It has more lycopene than raw tomatoes
In just one cup, watermelon has 1.5 times the stuff than a large fresh tomato, 6 milligrams compared to 4 milligrams, according to the USDA. That matters because lycopene is thought to act as a super antioxidant, stopping free radicals from damaging your cells and messing with your immune system. Some research even suggests that lycopene, typically found in red fruits and vegetables, may help fight heart disease and several types of cancer. Pro tip: “To retain the most antioxidants in this delicious superfood, store your watermelon at room temperature before slicing,” Sass says.
The juice can relieve muscle soreness
A Spanish study in the Journal of Agricultural and Food Chemistry found that drinking watermelon juice can actually be quite soothing after a grueling workout. Athletes who consumed a little more than 16 ounces an hour before exercise had less muscle soreness and a lower heart rate within a day.
That may be because watermelon contains a natural substance called citrulline that’s been tied to improved artery function and lower blood pressure. In fact, its ability to relax the blood vessels led Texas A&M University researchers to say watermelon has Viagra-like effects. But you’ll need to look beyond the pink flesh if you really want to load up on citrulline—it’s concentrated most in the rind. If that’s not your thing, you can always save it for pickling or preserving later, Sass says.
It’s a fruit AND a vegetable

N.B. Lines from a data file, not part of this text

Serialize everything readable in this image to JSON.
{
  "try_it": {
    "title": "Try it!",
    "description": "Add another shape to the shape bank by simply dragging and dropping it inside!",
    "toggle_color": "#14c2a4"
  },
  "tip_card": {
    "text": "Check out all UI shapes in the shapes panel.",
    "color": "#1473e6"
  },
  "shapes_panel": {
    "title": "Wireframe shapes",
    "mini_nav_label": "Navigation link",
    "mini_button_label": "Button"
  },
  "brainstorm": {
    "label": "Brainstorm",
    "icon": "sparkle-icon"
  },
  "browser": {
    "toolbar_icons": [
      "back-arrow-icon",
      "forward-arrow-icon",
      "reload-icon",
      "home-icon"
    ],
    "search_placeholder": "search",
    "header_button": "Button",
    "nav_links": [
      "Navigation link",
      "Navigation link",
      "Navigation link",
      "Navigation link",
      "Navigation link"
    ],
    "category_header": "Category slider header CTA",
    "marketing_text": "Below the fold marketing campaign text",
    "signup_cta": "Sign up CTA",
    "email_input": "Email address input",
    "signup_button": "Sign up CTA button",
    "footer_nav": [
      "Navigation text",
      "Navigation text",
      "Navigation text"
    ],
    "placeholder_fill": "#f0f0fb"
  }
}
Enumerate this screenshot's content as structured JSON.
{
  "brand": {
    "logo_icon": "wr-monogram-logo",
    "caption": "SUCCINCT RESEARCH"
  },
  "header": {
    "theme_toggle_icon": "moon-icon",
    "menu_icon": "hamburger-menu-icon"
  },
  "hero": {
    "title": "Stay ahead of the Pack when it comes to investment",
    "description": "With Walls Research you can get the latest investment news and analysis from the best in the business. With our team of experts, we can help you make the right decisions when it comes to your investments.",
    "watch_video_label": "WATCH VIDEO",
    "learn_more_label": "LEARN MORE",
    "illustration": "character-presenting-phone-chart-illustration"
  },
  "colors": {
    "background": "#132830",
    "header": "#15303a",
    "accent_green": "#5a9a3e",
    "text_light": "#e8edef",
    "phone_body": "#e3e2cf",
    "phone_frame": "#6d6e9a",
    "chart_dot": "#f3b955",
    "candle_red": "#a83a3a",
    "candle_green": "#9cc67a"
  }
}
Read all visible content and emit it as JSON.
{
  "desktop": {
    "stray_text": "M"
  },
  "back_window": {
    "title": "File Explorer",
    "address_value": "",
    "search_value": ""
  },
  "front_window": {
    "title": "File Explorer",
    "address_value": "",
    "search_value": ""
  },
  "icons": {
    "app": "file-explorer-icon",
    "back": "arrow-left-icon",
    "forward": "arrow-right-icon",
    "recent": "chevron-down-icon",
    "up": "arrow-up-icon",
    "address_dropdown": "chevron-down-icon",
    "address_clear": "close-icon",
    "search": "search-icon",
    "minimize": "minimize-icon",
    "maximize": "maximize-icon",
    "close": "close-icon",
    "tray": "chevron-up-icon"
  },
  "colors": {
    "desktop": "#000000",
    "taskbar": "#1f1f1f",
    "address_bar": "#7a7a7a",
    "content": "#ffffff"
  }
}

Talk about an overachiever. Like most fruits, watermelon is the product of a seed-producing plant and has a signature sweet taste. But it can be traced back to the squash, pumpkin, and cucumber family known as Cucurbitaceae. Remember how you can eat the rind? The dual nature of watermelon makes it all edible, so there’s no excuse to leave any part behind.